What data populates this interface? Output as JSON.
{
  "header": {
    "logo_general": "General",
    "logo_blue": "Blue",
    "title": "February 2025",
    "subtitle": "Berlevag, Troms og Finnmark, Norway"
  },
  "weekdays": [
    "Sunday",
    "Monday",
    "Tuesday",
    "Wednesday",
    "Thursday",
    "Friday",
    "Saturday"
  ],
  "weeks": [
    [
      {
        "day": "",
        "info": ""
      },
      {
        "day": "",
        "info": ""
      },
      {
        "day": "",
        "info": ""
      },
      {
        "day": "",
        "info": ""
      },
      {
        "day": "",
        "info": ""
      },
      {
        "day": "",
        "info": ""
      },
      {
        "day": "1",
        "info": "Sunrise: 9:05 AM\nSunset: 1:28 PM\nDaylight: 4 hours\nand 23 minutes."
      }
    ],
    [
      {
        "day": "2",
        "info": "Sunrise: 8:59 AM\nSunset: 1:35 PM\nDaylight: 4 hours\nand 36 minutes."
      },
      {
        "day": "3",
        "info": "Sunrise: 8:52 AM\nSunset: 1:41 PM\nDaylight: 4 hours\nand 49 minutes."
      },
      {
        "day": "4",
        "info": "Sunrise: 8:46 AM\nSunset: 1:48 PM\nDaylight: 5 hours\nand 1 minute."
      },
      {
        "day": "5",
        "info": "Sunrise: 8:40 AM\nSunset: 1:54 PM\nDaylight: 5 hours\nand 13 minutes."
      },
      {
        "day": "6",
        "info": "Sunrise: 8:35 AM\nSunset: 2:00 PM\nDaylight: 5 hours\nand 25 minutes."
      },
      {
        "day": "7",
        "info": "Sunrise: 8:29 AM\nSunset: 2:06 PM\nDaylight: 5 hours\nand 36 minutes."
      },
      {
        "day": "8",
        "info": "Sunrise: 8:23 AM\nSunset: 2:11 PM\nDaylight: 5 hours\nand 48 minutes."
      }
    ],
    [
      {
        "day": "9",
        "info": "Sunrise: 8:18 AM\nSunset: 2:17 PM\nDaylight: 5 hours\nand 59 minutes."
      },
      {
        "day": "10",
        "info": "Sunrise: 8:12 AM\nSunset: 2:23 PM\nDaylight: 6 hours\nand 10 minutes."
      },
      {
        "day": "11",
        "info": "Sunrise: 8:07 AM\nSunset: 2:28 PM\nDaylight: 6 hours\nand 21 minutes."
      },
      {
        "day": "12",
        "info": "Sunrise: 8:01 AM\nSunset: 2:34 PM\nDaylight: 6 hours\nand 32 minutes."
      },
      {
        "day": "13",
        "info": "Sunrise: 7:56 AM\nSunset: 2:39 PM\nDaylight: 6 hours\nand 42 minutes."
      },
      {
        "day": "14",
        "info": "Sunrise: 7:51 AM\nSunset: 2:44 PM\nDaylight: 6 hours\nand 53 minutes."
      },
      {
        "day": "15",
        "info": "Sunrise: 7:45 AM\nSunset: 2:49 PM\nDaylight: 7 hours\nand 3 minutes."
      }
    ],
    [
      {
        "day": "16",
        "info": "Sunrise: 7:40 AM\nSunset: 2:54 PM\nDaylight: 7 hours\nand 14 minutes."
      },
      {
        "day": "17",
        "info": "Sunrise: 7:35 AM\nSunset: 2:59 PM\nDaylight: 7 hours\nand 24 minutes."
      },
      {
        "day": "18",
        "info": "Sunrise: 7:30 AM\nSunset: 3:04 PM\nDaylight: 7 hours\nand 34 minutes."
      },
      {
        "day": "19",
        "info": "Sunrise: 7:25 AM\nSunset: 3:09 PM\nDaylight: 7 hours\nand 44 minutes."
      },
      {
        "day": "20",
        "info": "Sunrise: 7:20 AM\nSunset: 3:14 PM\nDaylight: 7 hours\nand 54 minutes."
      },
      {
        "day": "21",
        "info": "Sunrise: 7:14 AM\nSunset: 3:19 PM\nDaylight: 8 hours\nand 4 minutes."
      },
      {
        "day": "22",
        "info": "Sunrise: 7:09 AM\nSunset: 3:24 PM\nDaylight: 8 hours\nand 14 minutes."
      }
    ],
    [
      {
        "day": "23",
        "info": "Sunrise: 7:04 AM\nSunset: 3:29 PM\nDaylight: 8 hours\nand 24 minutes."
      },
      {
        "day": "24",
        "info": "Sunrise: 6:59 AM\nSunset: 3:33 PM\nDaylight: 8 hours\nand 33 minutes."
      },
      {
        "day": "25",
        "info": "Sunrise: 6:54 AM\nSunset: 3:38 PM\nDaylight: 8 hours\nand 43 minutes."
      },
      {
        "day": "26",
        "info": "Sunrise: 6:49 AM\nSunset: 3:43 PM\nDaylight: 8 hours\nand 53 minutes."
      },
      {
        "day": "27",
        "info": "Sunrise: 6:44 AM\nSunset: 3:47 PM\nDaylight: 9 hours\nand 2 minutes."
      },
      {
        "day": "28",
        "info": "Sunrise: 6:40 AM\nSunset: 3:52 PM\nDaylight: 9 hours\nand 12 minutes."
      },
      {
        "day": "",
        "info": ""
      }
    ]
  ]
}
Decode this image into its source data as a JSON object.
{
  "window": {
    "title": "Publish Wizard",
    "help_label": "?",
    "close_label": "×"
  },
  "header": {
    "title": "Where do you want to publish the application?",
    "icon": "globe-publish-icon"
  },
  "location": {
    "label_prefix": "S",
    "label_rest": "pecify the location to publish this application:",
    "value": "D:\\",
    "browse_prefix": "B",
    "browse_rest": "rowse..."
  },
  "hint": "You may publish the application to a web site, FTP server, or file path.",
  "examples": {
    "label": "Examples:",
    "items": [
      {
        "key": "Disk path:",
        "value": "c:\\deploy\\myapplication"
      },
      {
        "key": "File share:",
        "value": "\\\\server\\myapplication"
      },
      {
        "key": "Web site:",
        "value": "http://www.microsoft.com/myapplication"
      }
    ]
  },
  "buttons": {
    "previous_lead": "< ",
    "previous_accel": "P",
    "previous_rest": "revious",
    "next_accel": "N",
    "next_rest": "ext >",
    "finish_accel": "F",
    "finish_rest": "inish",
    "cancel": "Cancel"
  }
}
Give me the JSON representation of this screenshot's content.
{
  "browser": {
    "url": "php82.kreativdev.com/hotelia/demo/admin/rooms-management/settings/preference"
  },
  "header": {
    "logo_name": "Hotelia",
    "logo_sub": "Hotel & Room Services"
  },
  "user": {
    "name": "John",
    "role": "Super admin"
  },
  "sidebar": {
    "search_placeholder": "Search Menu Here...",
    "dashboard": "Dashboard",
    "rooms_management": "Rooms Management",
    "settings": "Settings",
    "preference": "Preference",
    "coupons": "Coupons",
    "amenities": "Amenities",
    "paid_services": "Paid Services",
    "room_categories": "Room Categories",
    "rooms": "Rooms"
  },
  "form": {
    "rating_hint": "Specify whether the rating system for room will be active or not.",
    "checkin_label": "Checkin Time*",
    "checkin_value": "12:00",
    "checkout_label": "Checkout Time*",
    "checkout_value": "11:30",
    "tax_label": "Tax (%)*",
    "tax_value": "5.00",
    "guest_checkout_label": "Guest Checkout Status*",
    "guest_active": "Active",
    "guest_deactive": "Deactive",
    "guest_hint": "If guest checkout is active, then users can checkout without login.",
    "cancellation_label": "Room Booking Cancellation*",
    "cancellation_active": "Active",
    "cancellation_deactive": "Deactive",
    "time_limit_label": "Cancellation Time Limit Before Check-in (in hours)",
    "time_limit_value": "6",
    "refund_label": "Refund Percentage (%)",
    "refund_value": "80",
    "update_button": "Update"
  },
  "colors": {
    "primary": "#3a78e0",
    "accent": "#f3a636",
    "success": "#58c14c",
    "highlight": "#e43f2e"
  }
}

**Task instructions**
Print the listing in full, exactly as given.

**Result of the task**
What data populates this interface? Output as JSON.
{
  "header": {
    "logo_general": "General",
    "logo_blue": "Blue",
    "title": "February 2025",
    "subtitle": "Berlevag, Troms og Finnmark, Norway"
  },
  "weekdays": [
    "Sunday",
    "Monday",
    "Tuesday",
    "Wednesday",
    "Thursday",
    "Friday",
    "Saturday"
  ],
  "weeks": [
    [
      {
        "day": "",
        "info": ""
      },
      {
        "day": "",
        "info": ""
      },
      {
        "day": "",
        "info": ""
      },
      {
        "day": "",
        "info": ""
      },
      {
        "day": "",
        "info": ""
      },
      {
        "day": "",
        "info": ""
      },
      {
        "day": "1",
        "info": "Sunrise: 9:05 AM\nSunset: 1:28 PM\nDaylight: 4 hours\nand 23 minutes."
      }
    ],
    [
      {
        "day": "2",
        "info": "Sunrise: 8:59 AM\nSunset: 1:35 PM\nDaylight: 4 hours\nand 36 minutes."
      },
      {
        "day": "3",
        "info": "Sunrise: 8:52 AM\nSunset: 1:41 PM\nDaylight: 4 hours\nand 49 minutes."
      },
      {
        "day": "4",
        "info": "Sunrise: 8:46 AM\nSunset: 1:48 PM\nDaylight: 5 hours\nand 1 minute."
      },
      {
        "day": "5",
        "info": "Sunrise: 8:40 AM\nSunset: 1:54 PM\nDaylight: 5 hours\nand 13 minutes."
      },
      {
        "day": "6",
        "info": "Sunrise: 8:35 AM\nSunset: 2:00 PM\nDaylight: 5 hours\nand 25 minutes."
      },
      {
        "day": "7",
        "info": "Sunrise: 8:29 AM\nSunset: 2:06 PM\nDaylight: 5 hours\nand 36 minutes."
      },
      {
        "day": "8",
        "info": "Sunrise: 8:23 AM\nSunset: 2:11 PM\nDaylight: 5 hours\nand 48 minutes."
      }
    ],
    [
      {
        "day": "9",
        "info": "Sunrise: 8:18 AM\nSunset: 2:17 PM\nDaylight: 5 hours\nand 59 minutes."
      },
      {
        "day": "10",
        "info": "Sunrise: 8:12 AM\nSunset: 2:23 PM\nDaylight: 6 hours\nand 10 minutes."
      },
      {
        "day": "11",
        "info": "Sunrise: 8:07 AM\nSunset: 2:28 PM\nDaylight: 6 hours\nand 21 minutes."
      },
      {
        "day": "12",
        "info": "Sunrise: 8:01 AM\nSunset: 2:34 PM\nDaylight: 6 hours\nand 32 minutes."
      },
      {
        "day": "13",
        "info": "Sunrise: 7:56 AM\nSunset: 2:39 PM\nDaylight: 6 hours\nand 42 minutes."
      },
      {
        "day": "14",
        "info": "Sunrise: 7:51 AM\nSunset: 2:44 PM\nDaylight: 6 hours\nand 53 minutes."
      },
      {
        "day": "15",
        "info": "Sunrise: 7:45 AM\nSunset: 2:49 PM\nDaylight: 7 hours\nand 3 minutes."
      }
    ],
    [
      {
        "day": "16",
        "info": "Sunrise: 7:40 AM\nSunset: 2:54 PM\nDaylight: 7 hours\nand 14 minutes."
      },
      {
        "day": "17",
        "info": "Sunrise: 7:35 AM\nSunset: 2:59 PM\nDaylight: 7 hours\nand 24 minutes."
      },
      {
        "day": "18",
        "info": "Sunrise: 7:30 AM\nSunset: 3:04 PM\nDaylight: 7 hours\nand 34 minutes."
      },
      {
        "day": "19",
        "info": "Sunrise: 7:25 AM\nSunset: 3:09 PM\nDaylight: 7 hours\nand 44 minutes."
      },
      {
        "day": "20",
        "info": "Sunrise: 7:20 AM\nSunset: 3:14 PM\nDaylight: 7 hours\nand 54 minutes."
      },
      {
        "day": "21",
        "info": "Sunrise: 7:14 AM\nSunset: 3:19 PM\nDaylight: 8 hours\nand 4 minutes."
      },
      {
        "day": "22",
        "info": "Sunrise: 7:09 AM\nSunset: 3:24 PM\nDaylight: 8 hours\nand 14 minutes."
      }
    ],
    [
      {
        "day": "23",
        "info": "Sunrise: 7:04 AM\nSunset: 3:29 PM\nDaylight: 8 hours\nand 24 minutes."
      },
      {
        "day": "24",
        "info": "Sunrise: 6:59 AM\nSunset: 3:33 PM\nDaylight: 8 hours\nand 33 minutes."
      },
      {
        "day": "25",
        "info": "Sunrise: 6:54 AM\nSunset: 3:38 PM\nDaylight: 8 hours\nand 43 minutes."
      },
      {
        "day": "26",
        "info": "Sunrise: 6:49 AM\nSunset: 3:43 PM\nDaylight: 8 hours\nand 53 minutes."
      },
      {
        "day": "27",
        "info": "Sunrise: 6:44 AM\nSunset: 3:47 PM\nDaylight: 9 hours\nand 2 minutes."
      },
      {
        "day": "28",
        "info": "Sunrise: 6:40 AM\nSunset: 3:52 PM\nDaylight: 9 hours\nand 12 minutes."
      },
      {
        "day": "",
        "info": ""
      }
    ]
  ]
}
Decode this image into its source data as a JSON object.
{
  "window": {
    "title": "Publish Wizard",
    "help_label": "?",
    "close_label": "×"
  },
  "header": {
    "title": "Where do you want to publish the application?",
    "icon": "globe-publish-icon"
  },
  "location": {
    "label_prefix": "S",
    "label_rest": "pecify the location to publish this application:",
    "value": "D:\\",
    "browse_prefix": "B",
    "browse_rest": "rowse..."
  },
  "hint": "You may publish the application to a web site, FTP server, or file path.",
  "examples": {
    "label": "Examples:",
    "items": [
      {
        "key": "Disk path:",
        "value": "c:\\deploy\\myapplication"
      },
      {
        "key": "File share:",
        "value": "\\\\server\\myapplication"
      },
      {
        "key": "Web site:",
        "value": "http://www.microsoft.com/myapplication"
      }
    ]
  },
  "buttons": {
    "previous_lead": "< ",
    "previous_accel": "P",
    "previous_rest": "revious",
    "next_accel": "N",
    "next_rest": "ext >",
    "finish_accel": "F",
    "finish_rest": "inish",
    "cancel": "Cancel"
  }
}
Give me the JSON representation of this screenshot's content.
{
  "browser": {
    "url": "php82.kreativdev.com/hotelia/demo/admin/rooms-management/settings/preference"
  },
  "header": {
    "logo_name": "Hotelia",
    "logo_sub": "Hotel & Room Services"
  },
  "user": {
    "name": "John",
    "role": "Super admin"
  },
  "sidebar": {
    "search_placeholder": "Search Menu Here...",
    "dashboard": "Dashboard",
    "rooms_management": "Rooms Management",
    "settings": "Settings",
    "preference": "Preference",
    "coupons": "Coupons",
    "amenities": "Amenities",
    "paid_services": "Paid Services",
    "room_categories": "Room Categories",
    "rooms": "Rooms"
  },
  "form": {
    "rating_hint": "Specify whether the rating system for room will be active or not.",
    "checkin_label": "Checkin Time*",
    "checkin_value": "12:00",
    "checkout_label": "Checkout Time*",
    "checkout_value": "11:30",
    "tax_label": "Tax (%)*",
    "tax_value": "5.00",
    "guest_checkout_label": "Guest Checkout Status*",
    "guest_active": "Active",
    "guest_deactive": "Deactive",
    "guest_hint": "If guest checkout is active, then users can checkout without login.",
    "cancellation_label": "Room Booking Cancellation*",
    "cancellation_active": "Active",
    "cancellation_deactive": "Deactive",
    "time_limit_label": "Cancellation Time Limit Before Check-in (in hours)",
    "time_limit_value": "6",
    "refund_label": "Refund Percentage (%)",
    "refund_value": "80",
    "update_button": "Update"
  },
  "colors": {
    "primary": "#3a78e0",
    "accent": "#f3a636",
    "success": "#58c14c",
    "highlight": "#e43f2e"
  }
}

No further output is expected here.